---------- SOURCE INFORMATION ----------

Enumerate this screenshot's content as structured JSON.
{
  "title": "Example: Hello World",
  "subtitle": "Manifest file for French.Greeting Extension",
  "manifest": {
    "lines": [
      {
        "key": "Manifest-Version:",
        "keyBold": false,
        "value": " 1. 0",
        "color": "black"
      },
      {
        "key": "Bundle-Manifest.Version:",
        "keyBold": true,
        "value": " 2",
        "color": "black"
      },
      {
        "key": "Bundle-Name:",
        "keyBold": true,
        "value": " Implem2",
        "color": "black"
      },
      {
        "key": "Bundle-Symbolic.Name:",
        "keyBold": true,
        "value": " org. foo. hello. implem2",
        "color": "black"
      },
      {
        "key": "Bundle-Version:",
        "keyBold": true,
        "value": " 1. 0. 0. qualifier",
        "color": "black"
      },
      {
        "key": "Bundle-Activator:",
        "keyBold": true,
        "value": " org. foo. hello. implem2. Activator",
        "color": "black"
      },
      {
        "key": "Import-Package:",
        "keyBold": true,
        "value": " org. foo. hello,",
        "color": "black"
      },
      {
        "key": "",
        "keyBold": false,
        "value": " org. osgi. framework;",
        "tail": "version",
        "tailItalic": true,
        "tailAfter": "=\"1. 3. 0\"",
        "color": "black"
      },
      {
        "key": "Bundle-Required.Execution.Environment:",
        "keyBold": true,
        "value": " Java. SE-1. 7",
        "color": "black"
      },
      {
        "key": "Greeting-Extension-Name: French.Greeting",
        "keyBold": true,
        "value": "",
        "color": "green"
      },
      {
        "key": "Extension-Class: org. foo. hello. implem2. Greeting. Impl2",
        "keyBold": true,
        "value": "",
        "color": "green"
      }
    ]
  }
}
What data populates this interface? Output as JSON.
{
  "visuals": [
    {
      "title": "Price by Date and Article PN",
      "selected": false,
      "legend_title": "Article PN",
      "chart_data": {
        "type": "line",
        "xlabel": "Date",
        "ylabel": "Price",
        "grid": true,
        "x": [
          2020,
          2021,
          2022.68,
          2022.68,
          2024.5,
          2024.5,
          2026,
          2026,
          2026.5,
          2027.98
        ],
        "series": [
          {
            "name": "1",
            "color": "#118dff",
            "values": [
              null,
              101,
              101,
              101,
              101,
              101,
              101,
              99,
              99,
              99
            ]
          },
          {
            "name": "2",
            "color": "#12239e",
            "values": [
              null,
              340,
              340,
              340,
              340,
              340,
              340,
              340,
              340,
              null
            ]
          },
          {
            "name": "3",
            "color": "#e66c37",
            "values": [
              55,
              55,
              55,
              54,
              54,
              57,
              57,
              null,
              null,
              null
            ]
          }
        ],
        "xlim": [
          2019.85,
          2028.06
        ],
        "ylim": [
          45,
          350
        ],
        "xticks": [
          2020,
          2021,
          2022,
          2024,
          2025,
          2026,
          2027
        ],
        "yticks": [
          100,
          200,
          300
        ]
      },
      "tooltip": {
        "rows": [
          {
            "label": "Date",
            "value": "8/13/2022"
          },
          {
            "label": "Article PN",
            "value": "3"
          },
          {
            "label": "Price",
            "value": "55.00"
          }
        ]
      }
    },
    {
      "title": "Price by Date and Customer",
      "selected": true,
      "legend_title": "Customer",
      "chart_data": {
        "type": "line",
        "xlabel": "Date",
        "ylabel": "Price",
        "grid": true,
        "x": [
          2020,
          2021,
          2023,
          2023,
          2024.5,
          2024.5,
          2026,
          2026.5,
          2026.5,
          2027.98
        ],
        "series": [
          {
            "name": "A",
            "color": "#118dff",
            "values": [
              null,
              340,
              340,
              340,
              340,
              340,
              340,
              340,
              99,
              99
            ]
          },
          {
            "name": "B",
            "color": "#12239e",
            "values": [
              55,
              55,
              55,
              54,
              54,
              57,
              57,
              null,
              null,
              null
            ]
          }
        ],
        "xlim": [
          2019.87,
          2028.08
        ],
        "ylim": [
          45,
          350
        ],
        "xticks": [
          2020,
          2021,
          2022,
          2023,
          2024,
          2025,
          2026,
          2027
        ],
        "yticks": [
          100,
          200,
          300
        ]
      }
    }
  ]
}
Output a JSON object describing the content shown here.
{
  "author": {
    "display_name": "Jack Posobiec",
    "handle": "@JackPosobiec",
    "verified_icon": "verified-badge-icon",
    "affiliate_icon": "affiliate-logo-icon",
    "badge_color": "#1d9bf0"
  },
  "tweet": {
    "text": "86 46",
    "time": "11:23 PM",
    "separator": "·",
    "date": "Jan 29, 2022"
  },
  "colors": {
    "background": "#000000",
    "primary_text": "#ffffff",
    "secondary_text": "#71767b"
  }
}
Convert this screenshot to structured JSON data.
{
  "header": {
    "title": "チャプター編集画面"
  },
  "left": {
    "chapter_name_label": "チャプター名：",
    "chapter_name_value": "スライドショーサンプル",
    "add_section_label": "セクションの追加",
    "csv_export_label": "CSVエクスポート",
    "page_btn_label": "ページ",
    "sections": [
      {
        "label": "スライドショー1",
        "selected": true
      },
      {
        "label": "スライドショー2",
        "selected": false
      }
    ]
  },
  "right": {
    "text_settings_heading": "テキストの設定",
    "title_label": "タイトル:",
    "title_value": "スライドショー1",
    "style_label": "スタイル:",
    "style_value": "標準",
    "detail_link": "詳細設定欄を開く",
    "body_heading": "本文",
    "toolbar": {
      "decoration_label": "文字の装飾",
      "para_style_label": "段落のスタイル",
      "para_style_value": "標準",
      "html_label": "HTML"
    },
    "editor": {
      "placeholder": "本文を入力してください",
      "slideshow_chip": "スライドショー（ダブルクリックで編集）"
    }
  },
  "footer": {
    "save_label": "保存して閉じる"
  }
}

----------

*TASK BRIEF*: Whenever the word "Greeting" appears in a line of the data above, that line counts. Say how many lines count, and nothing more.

*ANSWER TO THIS TASK*: 3